Right now, there are more than 5,000 U.S. troops stationed at the border between the U.S. and Mexico, ostensibly to provide some deterrent to migrants attempting to cross the border unlawfully. What are they actually doing there? A good question, and one the troops themselves would very much like to know the answer to.
Secretary of Defense James Mattis, who is down at the border visiting said troops right now, has really not wanted to answer that question for several weeks as the president blatantly has used his department for a perverse political stunt right that revved up before the election. Mattis has been largely able to dodge questions from the press, but it seems he didn’t reckon with the prosecutorial tendencies of a bunch of bored enlisted dudes who are going to miss Thanksgiving with their families because Donald Trump decided they should live in a tent city for weeks and eat nothing but MREs even though they’re just a stone’s throw of a Whataburger.
During his visit, Mattis fielded some questions from his men, which ABC News reporters on the ground livestreamed.
“What are the short-term and long-term plans for this operation, sir?” one soldier asked. (This comes about 12 minutes into the stream, embedded below.)

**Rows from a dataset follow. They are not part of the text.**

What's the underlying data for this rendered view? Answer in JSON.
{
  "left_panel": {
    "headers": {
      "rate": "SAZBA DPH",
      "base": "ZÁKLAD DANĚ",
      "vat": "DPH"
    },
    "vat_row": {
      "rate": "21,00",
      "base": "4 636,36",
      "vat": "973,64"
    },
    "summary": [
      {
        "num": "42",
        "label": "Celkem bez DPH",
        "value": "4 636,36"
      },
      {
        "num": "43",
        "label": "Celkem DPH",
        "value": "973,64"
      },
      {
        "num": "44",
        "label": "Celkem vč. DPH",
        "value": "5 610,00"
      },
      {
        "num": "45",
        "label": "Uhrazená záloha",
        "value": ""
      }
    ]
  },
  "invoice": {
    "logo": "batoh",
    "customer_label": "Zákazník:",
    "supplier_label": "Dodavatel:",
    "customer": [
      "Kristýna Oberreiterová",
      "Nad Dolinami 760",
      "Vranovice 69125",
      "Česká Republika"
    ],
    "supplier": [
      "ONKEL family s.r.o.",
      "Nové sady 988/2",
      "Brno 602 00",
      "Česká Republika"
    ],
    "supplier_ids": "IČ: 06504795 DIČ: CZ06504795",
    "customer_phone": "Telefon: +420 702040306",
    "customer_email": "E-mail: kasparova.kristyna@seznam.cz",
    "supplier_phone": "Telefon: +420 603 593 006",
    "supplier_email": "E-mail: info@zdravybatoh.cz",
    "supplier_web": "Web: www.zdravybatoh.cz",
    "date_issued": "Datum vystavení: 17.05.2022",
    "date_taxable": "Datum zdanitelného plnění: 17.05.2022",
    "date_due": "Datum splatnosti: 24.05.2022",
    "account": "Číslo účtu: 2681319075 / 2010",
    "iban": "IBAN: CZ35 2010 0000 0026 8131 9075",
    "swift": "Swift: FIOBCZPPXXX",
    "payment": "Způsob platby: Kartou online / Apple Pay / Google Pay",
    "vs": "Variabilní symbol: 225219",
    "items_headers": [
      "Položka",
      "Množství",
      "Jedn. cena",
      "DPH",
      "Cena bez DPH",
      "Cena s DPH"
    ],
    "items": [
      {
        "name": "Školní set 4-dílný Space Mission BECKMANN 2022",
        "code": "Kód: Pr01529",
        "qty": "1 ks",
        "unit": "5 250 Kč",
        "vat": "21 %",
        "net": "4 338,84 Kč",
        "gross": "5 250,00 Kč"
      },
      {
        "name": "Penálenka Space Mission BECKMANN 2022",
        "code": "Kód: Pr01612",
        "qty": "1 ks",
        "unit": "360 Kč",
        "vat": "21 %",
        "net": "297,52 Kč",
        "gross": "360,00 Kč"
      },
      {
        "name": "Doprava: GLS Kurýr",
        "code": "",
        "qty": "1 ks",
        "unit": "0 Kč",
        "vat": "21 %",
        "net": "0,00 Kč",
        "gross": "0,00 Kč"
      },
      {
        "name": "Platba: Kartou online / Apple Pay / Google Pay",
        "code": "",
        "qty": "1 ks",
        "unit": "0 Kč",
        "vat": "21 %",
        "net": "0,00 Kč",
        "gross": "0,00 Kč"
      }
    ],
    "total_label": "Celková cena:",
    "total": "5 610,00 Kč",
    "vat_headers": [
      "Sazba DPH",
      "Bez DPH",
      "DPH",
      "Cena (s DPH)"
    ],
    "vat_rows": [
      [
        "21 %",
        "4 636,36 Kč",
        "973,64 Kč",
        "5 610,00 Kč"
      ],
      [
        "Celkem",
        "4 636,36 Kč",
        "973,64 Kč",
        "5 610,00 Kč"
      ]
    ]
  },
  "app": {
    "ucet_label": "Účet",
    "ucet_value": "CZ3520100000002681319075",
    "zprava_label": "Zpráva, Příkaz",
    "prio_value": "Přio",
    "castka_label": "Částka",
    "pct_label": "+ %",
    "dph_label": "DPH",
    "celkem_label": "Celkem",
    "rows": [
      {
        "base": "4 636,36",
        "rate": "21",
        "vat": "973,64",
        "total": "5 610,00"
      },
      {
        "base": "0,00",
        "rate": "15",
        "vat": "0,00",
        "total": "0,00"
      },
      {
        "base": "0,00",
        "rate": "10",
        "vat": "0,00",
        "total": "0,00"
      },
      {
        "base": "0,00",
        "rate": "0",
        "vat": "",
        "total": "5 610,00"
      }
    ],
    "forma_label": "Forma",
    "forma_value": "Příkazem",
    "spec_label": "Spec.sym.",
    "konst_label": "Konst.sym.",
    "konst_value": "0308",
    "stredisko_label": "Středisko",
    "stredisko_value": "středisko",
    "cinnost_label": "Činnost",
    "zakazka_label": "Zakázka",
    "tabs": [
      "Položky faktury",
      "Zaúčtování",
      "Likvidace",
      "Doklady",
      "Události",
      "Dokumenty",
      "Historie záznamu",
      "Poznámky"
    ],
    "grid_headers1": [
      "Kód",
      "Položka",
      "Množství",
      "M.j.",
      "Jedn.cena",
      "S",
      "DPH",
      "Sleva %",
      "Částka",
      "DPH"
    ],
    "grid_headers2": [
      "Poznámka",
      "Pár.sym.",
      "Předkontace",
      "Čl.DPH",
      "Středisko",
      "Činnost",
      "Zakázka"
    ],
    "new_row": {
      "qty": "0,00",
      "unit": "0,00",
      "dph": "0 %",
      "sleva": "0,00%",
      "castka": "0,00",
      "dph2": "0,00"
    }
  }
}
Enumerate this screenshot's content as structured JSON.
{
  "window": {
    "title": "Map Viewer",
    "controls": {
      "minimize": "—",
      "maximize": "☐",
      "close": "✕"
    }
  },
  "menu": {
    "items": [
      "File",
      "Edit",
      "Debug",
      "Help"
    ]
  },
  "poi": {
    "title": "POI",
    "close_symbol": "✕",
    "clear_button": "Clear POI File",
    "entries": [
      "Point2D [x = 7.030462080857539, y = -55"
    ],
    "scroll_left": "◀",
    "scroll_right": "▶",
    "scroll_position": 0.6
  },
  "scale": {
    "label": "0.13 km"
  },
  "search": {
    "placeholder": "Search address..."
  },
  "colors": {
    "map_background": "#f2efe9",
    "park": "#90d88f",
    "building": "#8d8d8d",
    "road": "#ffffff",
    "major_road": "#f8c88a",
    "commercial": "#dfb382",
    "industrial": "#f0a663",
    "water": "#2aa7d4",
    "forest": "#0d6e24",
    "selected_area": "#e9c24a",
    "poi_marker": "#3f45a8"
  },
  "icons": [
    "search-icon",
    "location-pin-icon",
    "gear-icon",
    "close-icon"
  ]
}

“The short term right now is to get these obstacles in so that the border patrolmen can do what they’ve gotta do,” Mattis answered. “OK? You don’t want them being injured something like that if a piece of wire could have kept someone far enough back that they couldn’t chuck a rock at them or something.”
The other part of his answer was a little less specific.
“Longer term? It’s somewhat to be determined,” Mattis said. “Because if we were in war right now you’d be asking the same questions, wouldn’t you?”
Yes, they would! It’s a good question! Many of the soldiers at the border have spent time laying miles of concertina wire, a directive one engineer was also curious about.
“These wire obstacles that we’ve emplaced along the border as engineers, are we going to be taking these out as well?” he asked.
Mattis’ answer, again, wasn’t exactly specific.
“We’ll see what the secretary says, OK, but right now the mission is, put them in to help the troops,” Mattis said. “One thing about the U.S. Army, we give you a mission you’ll do it,” he concluded, which got a reasonably enthusiastic response from the crowd.
Later in his appearance, Mattis indirectly compared the migrant caravan to Pancho Villa’s invasion of New Mexico in 1916, which, uh... seems like not the best historical context.
The Pentagon press corps has been doing a pretty great job covering the continuing developments at the border, but Mattis’s comments here show that there’s definitely something to be said for periodically replacing reporters with a bunch of surly E-4s who want to know when they get to go home.